> [What you need to do] Extract, from the records beneath this instruction, each line that contains the word "title".

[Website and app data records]
╔══

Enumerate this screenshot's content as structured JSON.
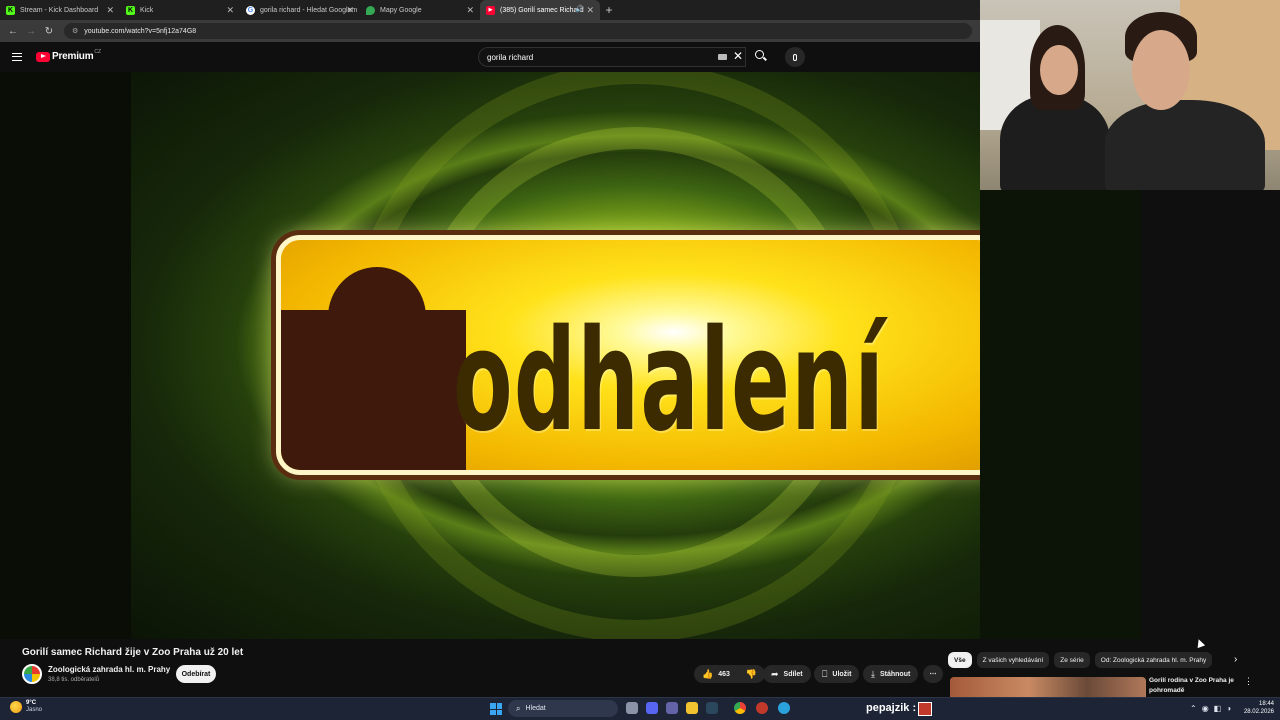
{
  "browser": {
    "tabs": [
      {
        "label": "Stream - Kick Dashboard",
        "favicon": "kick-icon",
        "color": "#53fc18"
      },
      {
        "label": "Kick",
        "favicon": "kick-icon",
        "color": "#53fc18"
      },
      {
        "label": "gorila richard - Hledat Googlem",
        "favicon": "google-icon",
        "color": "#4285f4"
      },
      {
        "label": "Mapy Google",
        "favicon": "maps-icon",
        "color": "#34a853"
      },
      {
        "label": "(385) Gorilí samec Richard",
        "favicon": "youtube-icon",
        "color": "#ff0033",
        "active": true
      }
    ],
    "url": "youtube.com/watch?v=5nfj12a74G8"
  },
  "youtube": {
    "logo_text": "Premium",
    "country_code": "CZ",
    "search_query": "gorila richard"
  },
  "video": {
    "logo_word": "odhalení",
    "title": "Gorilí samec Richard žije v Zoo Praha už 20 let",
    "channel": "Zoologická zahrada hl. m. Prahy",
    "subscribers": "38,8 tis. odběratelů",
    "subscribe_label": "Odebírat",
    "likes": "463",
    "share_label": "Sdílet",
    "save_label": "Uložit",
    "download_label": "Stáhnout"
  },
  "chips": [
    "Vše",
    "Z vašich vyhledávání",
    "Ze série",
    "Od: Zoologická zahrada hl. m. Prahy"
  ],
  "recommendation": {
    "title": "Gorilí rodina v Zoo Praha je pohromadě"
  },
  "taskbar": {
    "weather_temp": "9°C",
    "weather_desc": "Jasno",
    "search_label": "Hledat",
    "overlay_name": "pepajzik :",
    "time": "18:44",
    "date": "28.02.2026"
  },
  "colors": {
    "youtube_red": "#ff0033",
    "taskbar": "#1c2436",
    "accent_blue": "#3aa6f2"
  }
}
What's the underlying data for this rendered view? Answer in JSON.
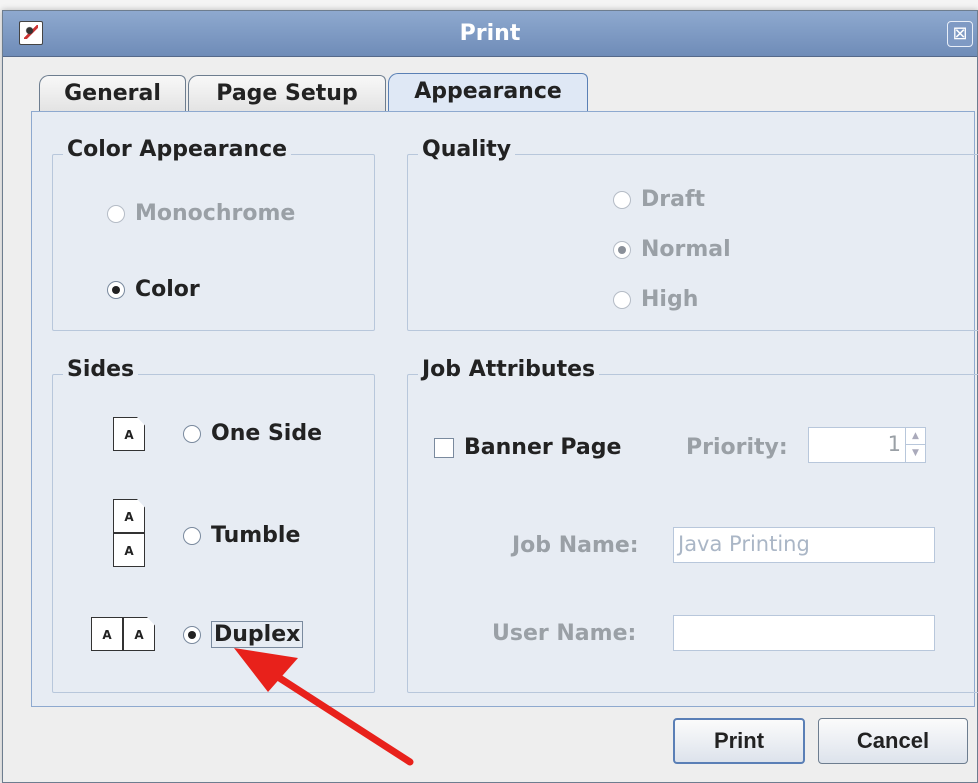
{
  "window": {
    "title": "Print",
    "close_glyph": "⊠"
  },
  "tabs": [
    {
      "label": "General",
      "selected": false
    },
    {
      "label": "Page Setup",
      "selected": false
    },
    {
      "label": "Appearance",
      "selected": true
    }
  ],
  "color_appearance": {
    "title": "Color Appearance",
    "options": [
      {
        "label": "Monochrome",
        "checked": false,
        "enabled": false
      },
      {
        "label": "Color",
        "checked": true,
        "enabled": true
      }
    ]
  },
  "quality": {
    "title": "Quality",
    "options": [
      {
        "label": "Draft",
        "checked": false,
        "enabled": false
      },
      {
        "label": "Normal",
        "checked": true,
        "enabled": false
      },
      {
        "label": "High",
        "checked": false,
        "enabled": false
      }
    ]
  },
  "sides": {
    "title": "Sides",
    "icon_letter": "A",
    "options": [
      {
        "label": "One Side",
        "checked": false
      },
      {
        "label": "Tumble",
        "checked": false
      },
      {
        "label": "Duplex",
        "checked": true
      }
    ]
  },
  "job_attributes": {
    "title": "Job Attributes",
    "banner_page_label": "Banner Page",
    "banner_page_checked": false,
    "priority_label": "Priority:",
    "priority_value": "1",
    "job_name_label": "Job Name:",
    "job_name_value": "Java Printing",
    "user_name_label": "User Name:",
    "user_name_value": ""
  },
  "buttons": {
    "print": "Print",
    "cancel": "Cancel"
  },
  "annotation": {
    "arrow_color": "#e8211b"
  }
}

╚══

> [Answer space]
    "title": "Gorilí samec Richard žije v Zoo Praha už 20 let",
    "title": "Gorilí rodina v Zoo Praha je pohromadě"
    "title": "Print",
    "title": "Color Appearance",
    "title": "Quality",
    "title": "Sides",
    "title": "Job Attributes",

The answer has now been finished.